# The instrument that show the attitude in the F-16 cockpit in a dive glide slope but nose up attitude what will show? [closed]

An F-16 Fighting Falcon is nose up at 25 degrees angle of attack (AoA) and unable to keep the level flight path but it is in a $$600$$ feet per minute dive slope. Does the attitude direction indicator (ADI) show more of the sky or more of the ground?

• Angle of attack is not a variable in the pitch attitude of the airplane. You can be at any AoA at any pitch attitude. What is the power setting? Jul 20, 2023 at 16:45
• The power setting is on the left side of the curve ,but I'm interested only the attitude showed on ADi ,regardless of the /climb /dive (here)velocity. Jul 21, 2023 at 5:16

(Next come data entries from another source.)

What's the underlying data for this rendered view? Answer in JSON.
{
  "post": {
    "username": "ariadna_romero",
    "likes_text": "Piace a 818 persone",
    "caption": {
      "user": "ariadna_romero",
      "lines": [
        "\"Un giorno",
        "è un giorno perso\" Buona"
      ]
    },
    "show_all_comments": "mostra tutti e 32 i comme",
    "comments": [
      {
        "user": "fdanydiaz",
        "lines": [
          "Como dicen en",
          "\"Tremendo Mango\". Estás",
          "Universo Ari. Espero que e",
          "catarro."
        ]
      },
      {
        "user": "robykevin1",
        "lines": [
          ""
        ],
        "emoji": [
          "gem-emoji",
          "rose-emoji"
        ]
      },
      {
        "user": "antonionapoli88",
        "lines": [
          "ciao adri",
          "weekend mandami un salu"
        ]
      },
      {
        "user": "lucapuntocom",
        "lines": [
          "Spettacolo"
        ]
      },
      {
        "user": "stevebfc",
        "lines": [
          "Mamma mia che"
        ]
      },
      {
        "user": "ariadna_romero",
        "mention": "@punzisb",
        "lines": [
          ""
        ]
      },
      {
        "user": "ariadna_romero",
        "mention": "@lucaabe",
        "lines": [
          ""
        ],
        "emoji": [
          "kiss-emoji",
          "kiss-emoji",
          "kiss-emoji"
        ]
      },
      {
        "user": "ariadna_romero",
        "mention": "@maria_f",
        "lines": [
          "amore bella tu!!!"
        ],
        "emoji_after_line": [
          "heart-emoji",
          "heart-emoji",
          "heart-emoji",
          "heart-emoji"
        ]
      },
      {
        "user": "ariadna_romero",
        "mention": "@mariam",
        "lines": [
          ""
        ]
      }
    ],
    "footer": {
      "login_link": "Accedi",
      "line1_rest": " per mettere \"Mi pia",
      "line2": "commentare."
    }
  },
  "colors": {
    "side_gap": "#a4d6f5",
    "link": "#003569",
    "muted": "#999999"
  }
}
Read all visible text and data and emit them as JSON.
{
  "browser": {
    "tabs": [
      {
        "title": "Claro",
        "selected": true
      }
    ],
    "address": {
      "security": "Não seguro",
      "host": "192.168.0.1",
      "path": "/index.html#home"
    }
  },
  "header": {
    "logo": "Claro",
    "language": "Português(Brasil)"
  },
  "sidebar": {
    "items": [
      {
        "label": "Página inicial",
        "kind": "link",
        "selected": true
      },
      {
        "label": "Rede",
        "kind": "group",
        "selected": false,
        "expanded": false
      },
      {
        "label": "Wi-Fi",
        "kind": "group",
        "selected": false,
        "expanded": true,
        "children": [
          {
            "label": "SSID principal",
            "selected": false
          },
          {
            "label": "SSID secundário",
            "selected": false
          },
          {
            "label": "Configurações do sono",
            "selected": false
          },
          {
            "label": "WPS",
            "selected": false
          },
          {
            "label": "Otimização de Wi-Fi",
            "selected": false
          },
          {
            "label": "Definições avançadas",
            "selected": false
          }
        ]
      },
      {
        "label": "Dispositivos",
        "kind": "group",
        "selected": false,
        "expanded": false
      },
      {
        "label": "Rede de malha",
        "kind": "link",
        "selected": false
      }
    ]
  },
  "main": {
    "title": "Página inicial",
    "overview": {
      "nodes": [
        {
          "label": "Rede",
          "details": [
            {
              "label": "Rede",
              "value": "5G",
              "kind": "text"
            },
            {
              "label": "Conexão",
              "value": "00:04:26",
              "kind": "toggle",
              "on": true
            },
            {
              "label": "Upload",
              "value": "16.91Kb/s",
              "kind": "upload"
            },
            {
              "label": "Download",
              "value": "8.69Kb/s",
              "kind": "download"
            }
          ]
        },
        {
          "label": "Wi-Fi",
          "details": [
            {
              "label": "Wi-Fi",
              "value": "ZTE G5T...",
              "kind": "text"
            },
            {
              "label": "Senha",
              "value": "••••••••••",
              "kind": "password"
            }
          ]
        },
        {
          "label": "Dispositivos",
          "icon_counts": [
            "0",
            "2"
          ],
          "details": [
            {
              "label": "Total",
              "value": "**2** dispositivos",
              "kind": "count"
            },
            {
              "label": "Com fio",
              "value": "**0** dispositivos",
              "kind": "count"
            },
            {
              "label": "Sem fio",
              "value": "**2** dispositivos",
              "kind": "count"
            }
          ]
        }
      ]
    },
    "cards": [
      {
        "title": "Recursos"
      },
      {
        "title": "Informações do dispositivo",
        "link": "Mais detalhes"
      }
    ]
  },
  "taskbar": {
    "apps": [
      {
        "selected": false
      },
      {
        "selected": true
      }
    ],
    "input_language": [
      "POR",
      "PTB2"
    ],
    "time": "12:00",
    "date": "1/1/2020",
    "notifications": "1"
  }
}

• 600 FPM is 3 degrees or so flightpath below the horizon at normal approach speeds; it would be perhaps 1 degree below the horizon at 250 knots. So if your flightpath is -1 to -3 and your AoA is +25, your pitch can be estimated, as long as one assumes thing like wings level and some sort of reasonable airspeed. (If assumptions can include unreasonably slow forward speeds, ie a VTOL hanging in the air with barely any forward or vertical speed, then everything is "possible", if pretty wildly hypothetical.)
– Ralph J
Jul 21, 2023 at 6:14
• "An F-16... is nose up at 25 degrees angle of attack (AoA)" -- this sentence is confusing. The implication is that "25 degrees" is meant to specify exactly how "nose up" the plane is. It sounds like you meant to say the pitch attitude is 25 degrees. Did you? Or did you mean to say something like "The nose is above the horizon at some unspecified angle, and the angle of attack is 25 degrees" --? Pitch attitude and angle of attack are two completely different things. Or by "is nose up" did you not actually mean that a/c was in a positive (nose-up) pitch attitude? Please clarify. Jul 22, 2023 at 11:15
• (As long the a/c really "is nose up" relative to the horizon, the answer seems obvious.) On the other hand if the question is only meant to specify that the a/c is nose-up relative to the flight path, then you really need to say that explicitly, because that's not what we normally mean by "nose up". As it stands now the question is confusing. Jul 22, 2023 at 11:42